● Aim of the task:
Each line that contains "icon" needs to be copied from the listing.
•••••
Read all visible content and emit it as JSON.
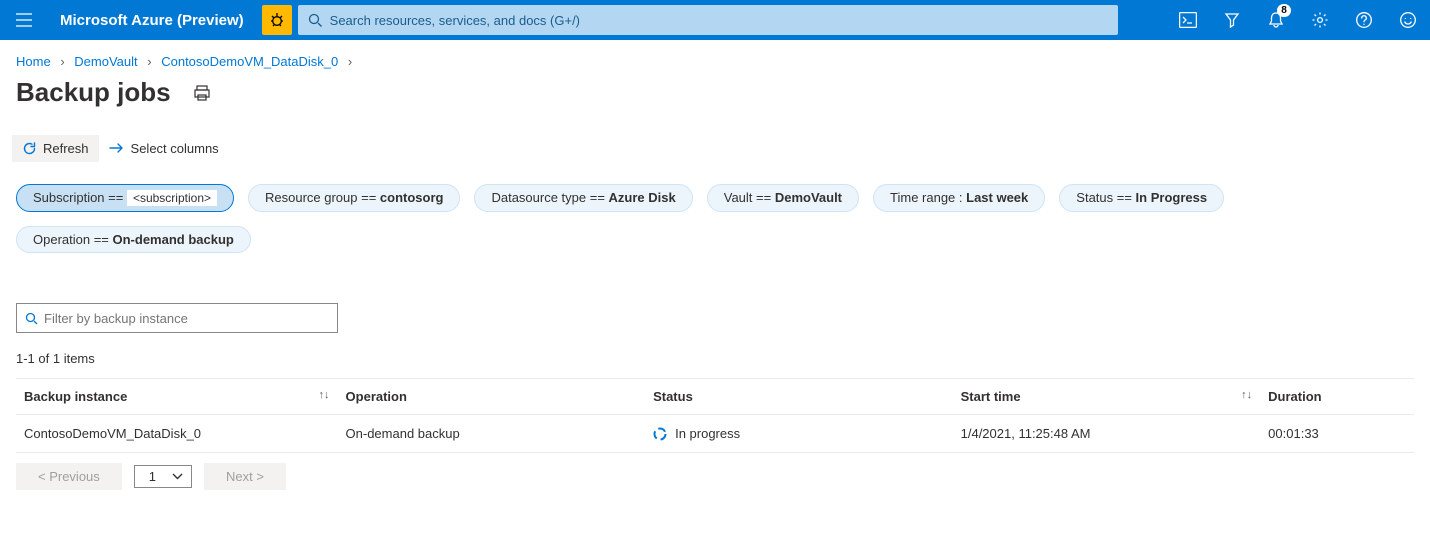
{
  "topbar": {
    "brand": "Microsoft Azure (Preview)",
    "search_placeholder": "Search resources, services, and docs (G+/)",
    "notification_count": "8"
  },
  "breadcrumb": {
    "home": "Home",
    "vault": "DemoVault",
    "resource": "ContosoDemoVM_DataDisk_0"
  },
  "title": "Backup jobs",
  "toolbar": {
    "refresh": "Refresh",
    "select_columns": "Select columns"
  },
  "filters": {
    "subscription_key": "Subscription == ",
    "subscription_val": "<subscription>",
    "rg_key": "Resource group == ",
    "rg_val": "contosorg",
    "ds_key": "Datasource type == ",
    "ds_val": "Azure Disk",
    "vault_key": "Vault == ",
    "vault_val": "DemoVault",
    "time_key": "Time range : ",
    "time_val": "Last week",
    "status_key": "Status == ",
    "status_val": "In Progress",
    "op_key": "Operation == ",
    "op_val": "On-demand backup"
  },
  "instance_filter_placeholder": "Filter by backup instance",
  "count_text": "1-1 of 1 items",
  "columns": {
    "instance": "Backup instance",
    "operation": "Operation",
    "status": "Status",
    "start": "Start time",
    "duration": "Duration"
  },
  "rows": [
    {
      "instance": "ContosoDemoVM_DataDisk_0",
      "operation": "On-demand backup",
      "status": "In progress",
      "start": "1/4/2021, 11:25:48 AM",
      "duration": "00:01:33"
    }
  ],
  "pager": {
    "prev": "<  Previous",
    "page": "1",
    "next": "Next  >"
  }
}
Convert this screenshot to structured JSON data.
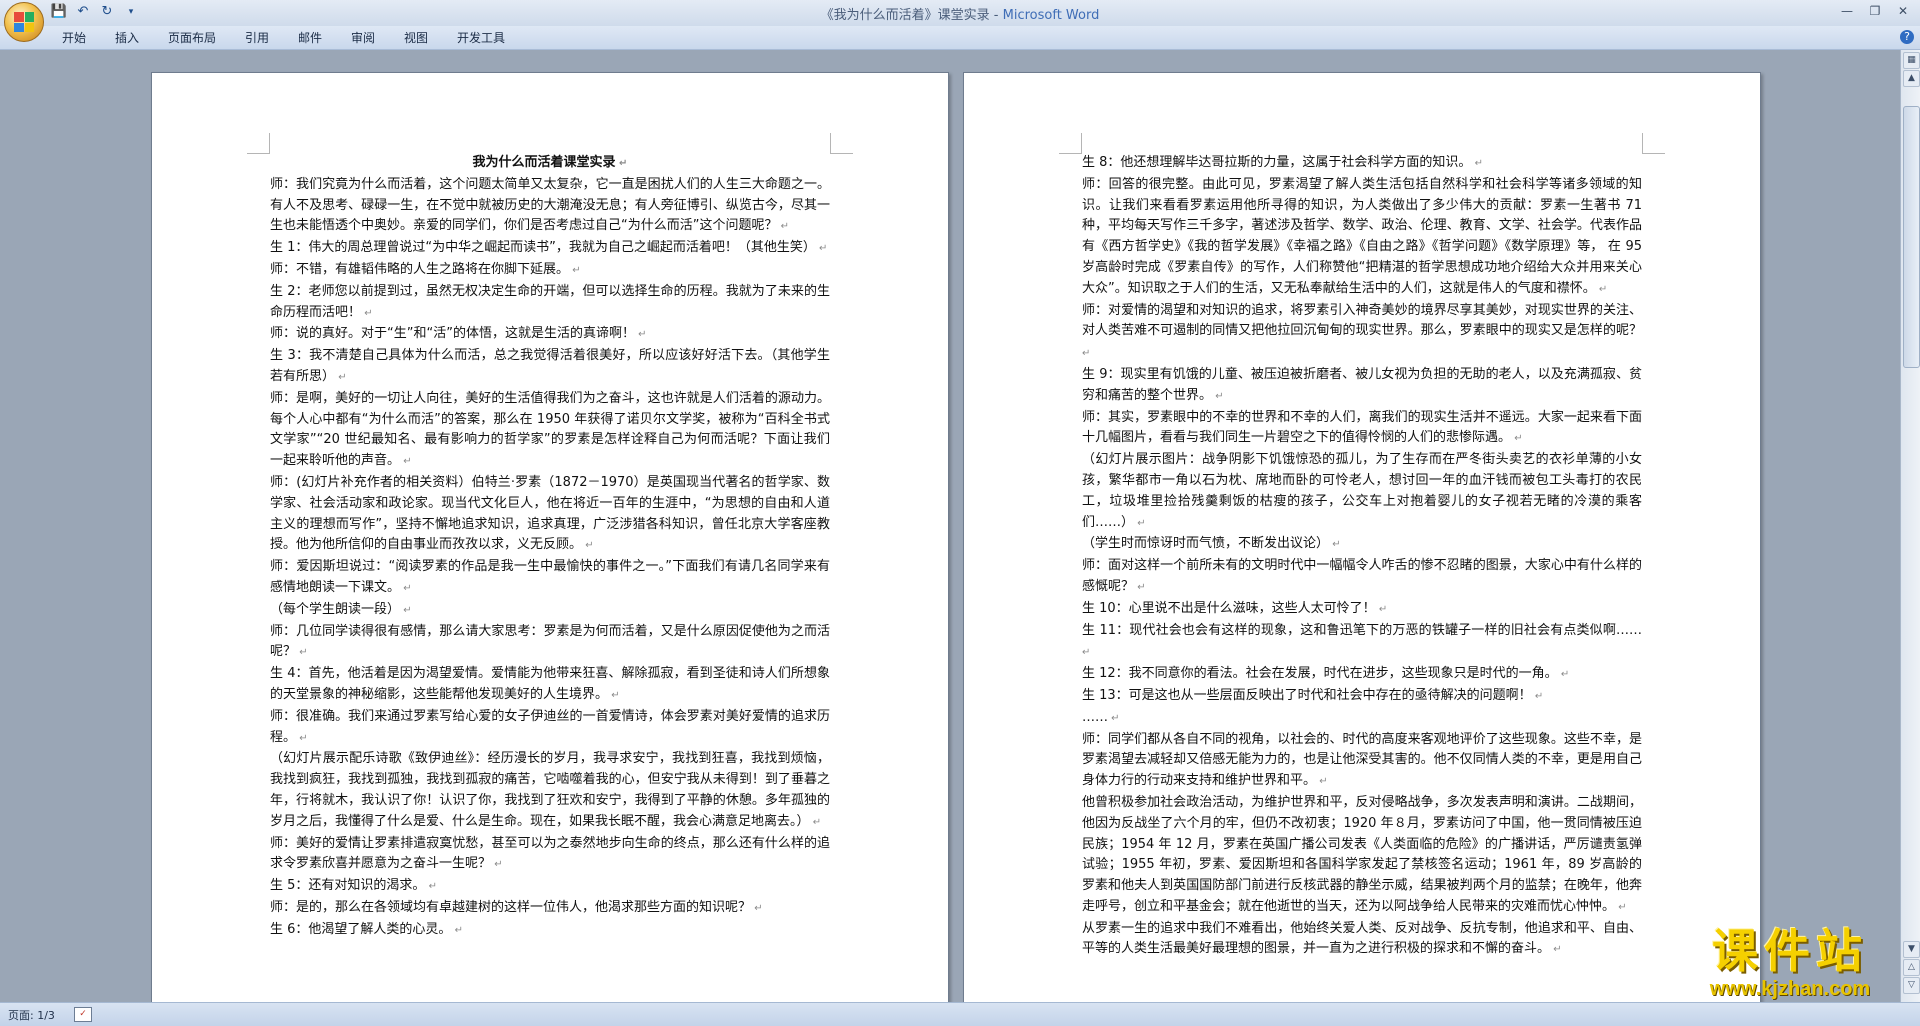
{
  "window": {
    "title_doc": "《我为什么而活着》课堂实录",
    "title_sep": " - ",
    "title_app": "Microsoft Word"
  },
  "quick_access": [
    "save-icon",
    "undo-icon",
    "redo-icon",
    "customize-icon"
  ],
  "ribbon": {
    "tabs": [
      "开始",
      "插入",
      "页面布局",
      "引用",
      "邮件",
      "审阅",
      "视图",
      "开发工具"
    ]
  },
  "page1": {
    "title": "我为什么而活着课堂实录",
    "paragraphs": [
      "师：我们究竟为什么而活着，这个问题太简单又太复杂，它一直是困扰人们的人生三大命题之一。有人不及思考、碌碌一生，在不觉中就被历史的大潮淹没无息；有人旁征博引、纵览古今，尽其一生也未能悟透个中奥妙。亲爱的同学们，你们是否考虑过自己“为什么而活”这个问题呢？",
      "生 1：伟大的周总理曾说过“为中华之崛起而读书”，我就为自己之崛起而活着吧！（其他生笑）",
      "师：不错，有雄韬伟略的人生之路将在你脚下延展。",
      "生 2：老师您以前提到过，虽然无权决定生命的开端，但可以选择生命的历程。我就为了未来的生命历程而活吧！",
      "师：说的真好。对于“生”和“活”的体悟，这就是生活的真谛啊！",
      "生 3：我不清楚自己具体为什么而活，总之我觉得活着很美好，所以应该好好活下去。（其他学生若有所思）",
      "师：是啊，美好的一切让人向往，美好的生活值得我们为之奋斗，这也许就是人们活着的源动力。每个人心中都有“为什么而活”的答案，那么在 1950 年获得了诺贝尔文学奖，被称为“百科全书式文学家”“20 世纪最知名、最有影响力的哲学家”的罗素是怎样诠释自己为何而活呢？下面让我们一起来聆听他的声音。",
      "师：(幻灯片补充作者的相关资料）伯特兰·罗素（1872－1970）是英国现当代著名的哲学家、数学家、社会活动家和政论家。现当代文化巨人，他在将近一百年的生涯中，“为思想的自由和人道主义的理想而写作”，坚持不懈地追求知识，追求真理，广泛涉猎各科知识，曾任北京大学客座教授。他为他所信仰的自由事业而孜孜以求，义无反顾。",
      "师：爱因斯坦说过：“阅读罗素的作品是我一生中最愉快的事件之一。”下面我们有请几名同学来有感情地朗读一下课文。",
      "（每个学生朗读一段）",
      "师：几位同学读得很有感情，那么请大家思考：罗素是为何而活着，又是什么原因促使他为之而活呢？",
      "生 4：首先，他活着是因为渴望爱情。爱情能为他带来狂喜、解除孤寂，看到圣徒和诗人们所想象的天堂景象的神秘缩影，这些能帮他发现美好的人生境界。",
      "师：很准确。我们来通过罗素写给心爱的女子伊迪丝的一首爱情诗，体会罗素对美好爱情的追求历程。",
      "（幻灯片展示配乐诗歌《致伊迪丝》：经历漫长的岁月，我寻求安宁，我找到狂喜，我找到烦恼，我找到疯狂，我找到孤独，我找到孤寂的痛苦，它啮噬着我的心，但安宁我从未得到！到了垂暮之年，行将就木，我认识了你！认识了你，我找到了狂欢和安宁，我得到了平静的休憩。多年孤独的岁月之后，我懂得了什么是爱、什么是生命。现在，如果我长眠不醒，我会心满意足地离去。）",
      "师：美好的爱情让罗素排遣寂寞忧愁，甚至可以为之泰然地步向生命的终点，那么还有什么样的追求令罗素欣喜并愿意为之奋斗一生呢？",
      "生 5：还有对知识的渴求。",
      "师：是的，那么在各领域均有卓越建树的这样一位伟人，他渴求那些方面的知识呢？",
      "生 6：他渴望了解人类的心灵。"
    ]
  },
  "page2": {
    "paragraphs": [
      "生 8：他还想理解毕达哥拉斯的力量，这属于社会科学方面的知识。",
      "师：回答的很完整。由此可见，罗素渴望了解人类生活包括自然科学和社会科学等诸多领域的知识。让我们来看看罗素运用他所寻得的知识，为人类做出了多少伟大的贡献：罗素一生著书 71 种，平均每天写作三千多字，著述涉及哲学、数学、政治、伦理、教育、文学、社会学。代表作品有《西方哲学史》《我的哲学发展》《幸福之路》《自由之路》《哲学问题》《数学原理》等， 在 95 岁高龄时完成《罗素自传》的写作，人们称赞他“把精湛的哲学思想成功地介绍给大众并用来关心大众”。知识取之于人们的生活，又无私奉献给生活中的人们，这就是伟人的气度和襟怀。",
      "师：对爱情的渴望和对知识的追求，将罗素引入神奇美妙的境界尽享其美妙，对现实世界的关注、对人类苦难不可遏制的同情又把他拉回沉甸甸的现实世界。那么，罗素眼中的现实又是怎样的呢？",
      "生 9：现实里有饥饿的儿童、被压迫被折磨者、被儿女视为负担的无助的老人，以及充满孤寂、贫穷和痛苦的整个世界。",
      "师：其实，罗素眼中的不幸的世界和不幸的人们，离我们的现实生活并不遥远。大家一起来看下面十几幅图片，看看与我们同生一片碧空之下的值得怜悯的人们的悲惨际遇。",
      "（幻灯片展示图片：战争阴影下饥饿惊恐的孤儿，为了生存而在严冬街头卖艺的衣衫单薄的小女孩，繁华都市一角以石为枕、席地而卧的可怜老人，想讨回一年的血汗钱而被包工头毒打的农民工，垃圾堆里捡拾残羹剩饭的枯瘦的孩子，公交车上对抱着婴儿的女子视若无睹的冷漠的乘客们……）",
      "（学生时而惊讶时而气愤，不断发出议论）",
      "师：面对这样一个前所未有的文明时代中一幅幅令人咋舌的惨不忍睹的图景，大家心中有什么样的感慨呢？",
      "生 10：心里说不出是什么滋味，这些人太可怜了！",
      "生 11：现代社会也会有这样的现象，这和鲁迅笔下的万恶的铁罐子一样的旧社会有点类似啊……",
      "生 12：我不同意你的看法。社会在发展，时代在进步，这些现象只是时代的一角。",
      "生 13：可是这也从一些层面反映出了时代和社会中存在的亟待解决的问题啊！",
      "……",
      "师：同学们都从各自不同的视角，以社会的、时代的高度来客观地评价了这些现象。这些不幸，是罗素渴望去减轻却又倍感无能为力的，也是让他深受其害的。他不仅同情人类的不幸，更是用自己身体力行的行动来支持和维护世界和平。",
      "他曾积极参加社会政治活动，为维护世界和平，反对侵略战争，多次发表声明和演讲。二战期间，他因为反战坐了六个月的牢，但仍不改初衷；1920 年８月，罗素访问了中国，他一贯同情被压迫民族；1954 年 12 月，罗素在英国广播公司发表《人类面临的危险》的广播讲话，严厉谴责氢弹试验；1955 年初，罗素、爱因斯坦和各国科学家发起了禁核签名运动；1961 年，89 岁高龄的罗素和他夫人到英国国防部门前进行反核武器的静坐示威，结果被判两个月的监禁；在晚年，他奔走呼号，创立和平基金会；就在他逝世的当天，还为以阿战争给人民带来的灾难而忧心忡忡。",
      "从罗素一生的追求中我们不难看出，他始终关爱人类、反对战争、反抗专制，他追求和平、自由、平等的人类生活最美好最理想的图景，并一直为之进行积极的探求和不懈的奋斗。"
    ]
  },
  "statusbar": {
    "pages": "页面: 1/3"
  },
  "watermark": {
    "text": "课件站",
    "url": "www.kjzhan.com"
  }
}
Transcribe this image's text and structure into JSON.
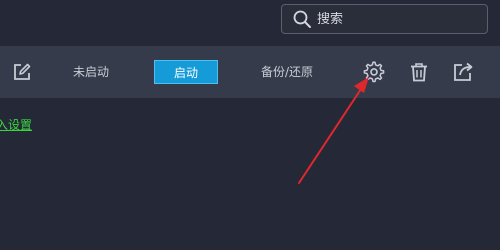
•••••
● The completed task:
    "save-icon",
    "undo-icon",
    "redo-icon",
    "customize-icon"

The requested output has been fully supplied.